Subsequent electrophysiologic studies (EPS) revealed the left superficial peroneal nerve sensory portion to be unresponsive, suggestive of peroneal nerve compression. Motor function of the nerve was intact.
It was concluded the mildly tender neuroma was not clinically significant in comparison with the ultrasonic findings of the left CPN, supported by the abnormal EPS.
CPN neuropathy has been described as a rare occurrence following total & unicompartmental knee arthroplasty.
The patient agreed to a second TKA revision for progressive varus deformity.

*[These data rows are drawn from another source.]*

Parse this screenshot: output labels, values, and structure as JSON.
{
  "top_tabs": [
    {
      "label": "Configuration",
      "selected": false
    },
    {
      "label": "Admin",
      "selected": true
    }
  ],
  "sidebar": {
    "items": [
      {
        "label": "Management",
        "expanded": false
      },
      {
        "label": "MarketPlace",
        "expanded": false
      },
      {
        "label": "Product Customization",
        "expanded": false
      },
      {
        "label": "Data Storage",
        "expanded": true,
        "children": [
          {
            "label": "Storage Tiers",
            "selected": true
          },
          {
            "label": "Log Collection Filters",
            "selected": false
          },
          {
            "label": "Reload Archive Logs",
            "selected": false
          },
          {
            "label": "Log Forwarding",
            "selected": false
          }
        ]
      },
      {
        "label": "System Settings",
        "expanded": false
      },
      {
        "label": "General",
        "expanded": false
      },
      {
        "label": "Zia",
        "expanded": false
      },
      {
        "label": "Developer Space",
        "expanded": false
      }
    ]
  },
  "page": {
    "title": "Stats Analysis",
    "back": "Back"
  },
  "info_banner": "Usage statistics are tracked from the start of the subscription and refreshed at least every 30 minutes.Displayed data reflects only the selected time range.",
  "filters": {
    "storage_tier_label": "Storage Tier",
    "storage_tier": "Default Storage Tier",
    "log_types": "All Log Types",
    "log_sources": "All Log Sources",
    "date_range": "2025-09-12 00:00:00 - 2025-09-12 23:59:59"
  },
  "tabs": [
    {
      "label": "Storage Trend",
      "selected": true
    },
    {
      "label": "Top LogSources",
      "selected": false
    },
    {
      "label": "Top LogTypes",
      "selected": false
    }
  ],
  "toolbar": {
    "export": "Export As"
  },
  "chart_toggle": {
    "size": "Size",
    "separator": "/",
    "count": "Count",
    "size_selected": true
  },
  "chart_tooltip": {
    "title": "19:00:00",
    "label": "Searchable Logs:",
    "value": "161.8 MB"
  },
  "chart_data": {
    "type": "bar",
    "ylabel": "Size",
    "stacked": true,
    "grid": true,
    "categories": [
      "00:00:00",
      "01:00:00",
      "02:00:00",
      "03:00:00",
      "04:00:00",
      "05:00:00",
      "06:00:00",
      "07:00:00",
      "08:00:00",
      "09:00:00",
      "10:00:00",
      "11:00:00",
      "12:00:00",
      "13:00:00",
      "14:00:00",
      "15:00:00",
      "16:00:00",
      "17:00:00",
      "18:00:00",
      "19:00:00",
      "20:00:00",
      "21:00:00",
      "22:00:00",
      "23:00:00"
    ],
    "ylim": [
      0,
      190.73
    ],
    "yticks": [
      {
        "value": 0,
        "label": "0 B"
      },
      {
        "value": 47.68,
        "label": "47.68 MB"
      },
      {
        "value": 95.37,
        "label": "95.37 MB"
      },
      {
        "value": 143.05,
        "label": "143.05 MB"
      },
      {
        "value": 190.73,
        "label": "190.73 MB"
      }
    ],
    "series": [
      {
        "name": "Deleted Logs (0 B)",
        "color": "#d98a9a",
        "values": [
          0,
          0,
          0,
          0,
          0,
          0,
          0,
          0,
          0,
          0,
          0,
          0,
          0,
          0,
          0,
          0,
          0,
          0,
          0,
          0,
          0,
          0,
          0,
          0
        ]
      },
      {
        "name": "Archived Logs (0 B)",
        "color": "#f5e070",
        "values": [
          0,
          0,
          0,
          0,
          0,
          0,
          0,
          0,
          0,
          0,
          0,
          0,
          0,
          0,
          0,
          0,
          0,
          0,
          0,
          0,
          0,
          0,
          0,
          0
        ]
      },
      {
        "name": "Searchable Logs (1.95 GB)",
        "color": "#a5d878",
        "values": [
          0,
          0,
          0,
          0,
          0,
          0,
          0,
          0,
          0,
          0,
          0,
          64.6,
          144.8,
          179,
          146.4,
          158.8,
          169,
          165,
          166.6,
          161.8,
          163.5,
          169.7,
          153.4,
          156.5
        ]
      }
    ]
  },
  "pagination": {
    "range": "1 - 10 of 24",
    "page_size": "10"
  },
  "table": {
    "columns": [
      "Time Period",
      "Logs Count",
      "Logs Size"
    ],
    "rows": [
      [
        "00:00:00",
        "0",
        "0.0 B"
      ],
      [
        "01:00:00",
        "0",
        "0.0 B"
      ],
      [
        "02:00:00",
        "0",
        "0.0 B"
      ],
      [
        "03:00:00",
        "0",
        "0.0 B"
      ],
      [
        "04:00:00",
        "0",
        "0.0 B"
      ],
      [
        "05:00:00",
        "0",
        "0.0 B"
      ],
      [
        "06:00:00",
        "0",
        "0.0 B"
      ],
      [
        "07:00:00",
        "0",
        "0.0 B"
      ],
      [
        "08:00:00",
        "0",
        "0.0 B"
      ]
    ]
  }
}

A smaller prosthesis was used, with the intention of decompressing the common peroneal nerve and eliminating the varus deformity. Figure 4) demonstrates the TKA revision with correction of both the tibial and femoral lateral overhang.
Seven months post-operative, the patient reported her pain—and ADLs—to be markedly improved.
Etiology of Peroneal Neuropathy at the Knee
The sciatic nerve arises from the lumbosacral ventral rami and divides into the common peroneal and tibial nerves just proximal to the popliteal fossa. The CPN, which receives contributions from L4–5 and S1–2, courses lateral to the biceps femoris tendon and fibula head, a location vulnerable to injury.
Common peroneal nerve palsy may occur with tibia and fibula fracture, knee dislocation, sports injuries, iatrogenic surgical trauma, compression from a ganglion cyst, osteochondroma, aneurysm and various mass lesions.1-8 Excessive weight loss may predispose a patient to CPN neuropathy as well.9-11 Although the precise incidence is unknown, CPN neuropathy has been described as a rare occurrence following total and unicompartmental knee arthroplasty.1,7,8,12 The mechanism of CPN neuropathy after TKA is unclear, but may be due to soft tissue compression or traction on the nerve.8
Clinical Presentation of Peroneal Neuropathy after TKA
Peroneal neuropathy after knee arthroplasty may manifest as weakness, persistent radiating pain, loss of sensation and paresthesias—all symptoms that interfere with rehabilitation and ADLs.1,7,8,12 Of interest is that CPN neuropathy after TKA may exhibit nonspecific symptoms, including localized pain and decreased range of motion, which may also hinder full functional recovery.1 This has been described as CPN dysfunction, but may still be definitively diagnosed by EPS.1
Traditional Evaluation of Suspected Peroneal Nerve Injury